# TASK ITEM:
Return all entries verbatim; skip any pictures.

━━━━━ DATA SUPPLIED ━━━━━

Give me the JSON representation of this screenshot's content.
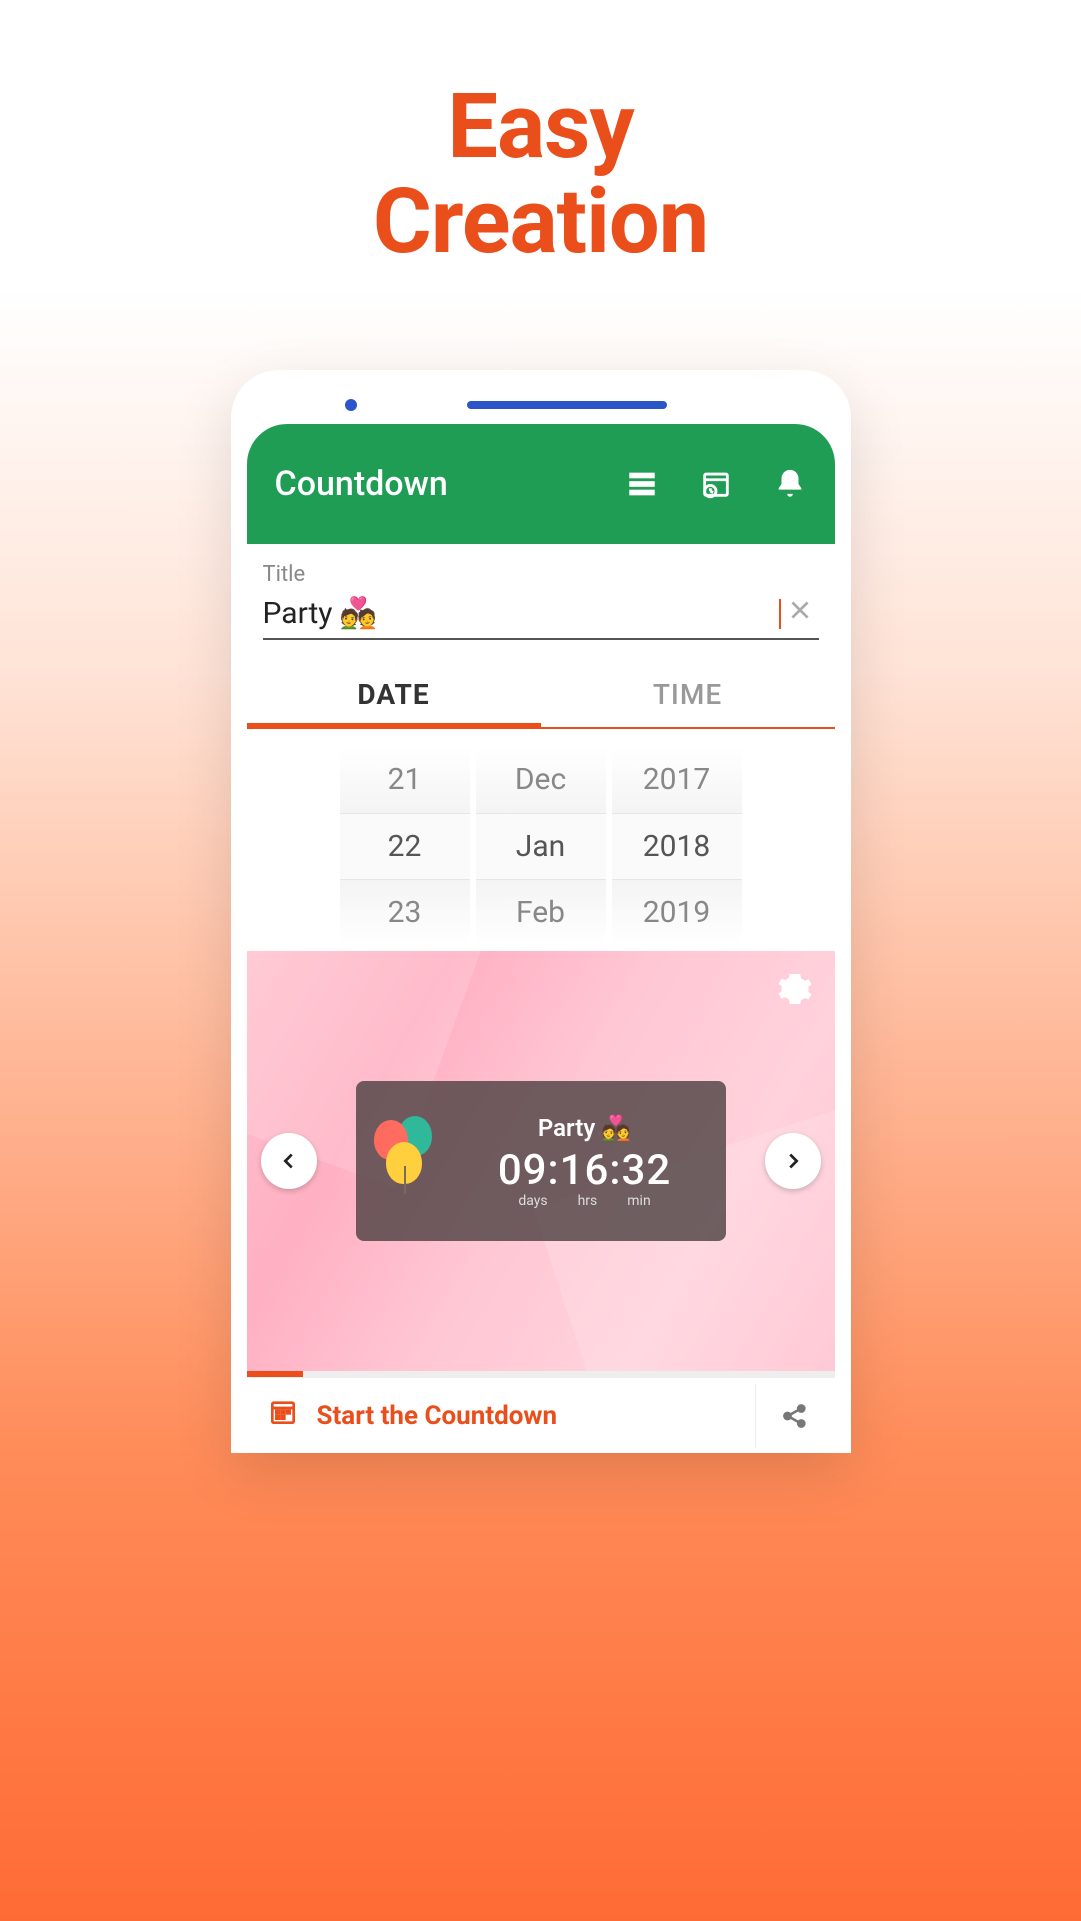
{
  "promo": {
    "line1": "Easy",
    "line2": "Creation"
  },
  "app_bar": {
    "title": "Countdown"
  },
  "title_field": {
    "label": "Title",
    "value": "Party 💑"
  },
  "tabs": {
    "date": "DATE",
    "time": "TIME"
  },
  "picker": {
    "day": {
      "prev": "21",
      "sel": "22",
      "next": "23"
    },
    "month": {
      "prev": "Dec",
      "sel": "Jan",
      "next": "Feb"
    },
    "year": {
      "prev": "2017",
      "sel": "2018",
      "next": "2019"
    }
  },
  "preview": {
    "title": "Party 💑",
    "digits": "09:16:32",
    "labels": {
      "days": "days",
      "hrs": "hrs",
      "min": "min"
    }
  },
  "bottom": {
    "start": "Start the Countdown"
  }
}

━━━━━

# SOLUTION FOR THIS EXERCISE:
Give me the JSON representation of this screenshot's content.
{
  "promo": {
    "line1": "Easy",
    "line2": "Creation"
  },
  "app_bar": {
    "title": "Countdown"
  },
  "title_field": {
    "label": "Title",
    "value": "Party 💑"
  },
  "tabs": {
    "date": "DATE",
    "time": "TIME"
  },
  "picker": {
    "day": {
      "prev": "21",
      "sel": "22",
      "next": "23"
    },
    "month": {
      "prev": "Dec",
      "sel": "Jan",
      "next": "Feb"
    },
    "year": {
      "prev": "2017",
      "sel": "2018",
      "next": "2019"
    }
  },
  "preview": {
    "title": "Party 💑",
    "digits": "09:16:32",
    "labels": {
      "days": "days",
      "hrs": "hrs",
      "min": "min"
    }
  },
  "bottom": {
    "start": "Start the Countdown"
  }
}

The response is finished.